Florida Heat Pump Question

I ran across something today I’ve never seen before. I have a question about a split florida heat pump system. The outside unit was located in a garage. A cabinet with counter top was built around the system blocking access. This just doesn’t seem right. Any suggestions on how this should be documented? Is this a repair or safety concern?

Is a Fl heat pump different than a Okla heat pump. If it is Air to Air its not correct are U sure its not a Geo heat pump does it have a outdoor fan

Got any PIC’s

It is a Florida Heat Pump brand split geothermal heat pump. The air handler is in the attic and the condensing unit is in the garage in a closed wood cabinet. See http://www.fhp-mfg.com/files/download/Manuals/ES_2_Stage_Split_Install.pdf It states the condensing unit should go outside but I can understand the thought process of not wanting it to freeze although it rarely does here

The condensing unit is in the cabinet in the corner. The unit was boarded off with no access without taking the cabinet apart. The lines going to the attic are behind the wood in the corner. According to the serial number of the air handler the system was manufactured in 1993.


That is a tough call I personally see no reason why it can not be installed where it is but if the MFG instructions call for it to be outside I would go with that.

In my area we install the Geo inside

Yeah I thought it was ok, but wanted to be sure. We just don’t see a lot of these here. My main concern was the access.

Does anyone know the useful life of one of these systems?

An A/C compressor is a compressor does not matter where it operates I only give them 12 years on a heat pump due to their run time

“Locate the condensing section in an area that provides
sufficient room to make water and electrical
connections, and allows easy removal of the access
panels, for service personnel to perform maintenance
or repair.
The condensing section is designed for outdoor use;
however, if the condensing section must be installed in
a location where ambient temperatures can fall below
freezing, some form of freeze protection should be
employed such as a freeze-stat and/or a pump
timer/starter to prevent possible condenser freeze-up
and to optimize overall system performance. Consult
the factory in these instances for guidance.
WARNING: Water freezes at 32°F. Frozen water coils
are not covered under the limited product warranty. It
is the installers responsibility to insure that the
condensing section is installed in a location or has the
proper controls to prevent rupturing the water coil due
to freezing conditions.”

Being that I’m from Florida. Having never inspected a South Carolina or Canadian heat pump.

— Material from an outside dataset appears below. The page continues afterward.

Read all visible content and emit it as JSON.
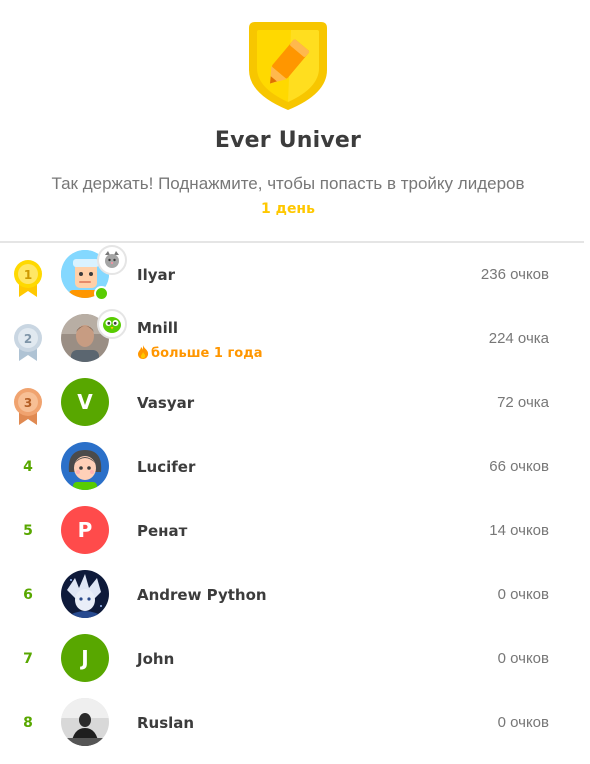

Could one of you gentleman enlighten me as to what the difference is?

It’s a brand of GeoThermal heat pump. I believe they are owned by Bosch now.


Thank you, I guess it’s a cold state thing…:slight_smile:

(One day I may even get to see a real basement too).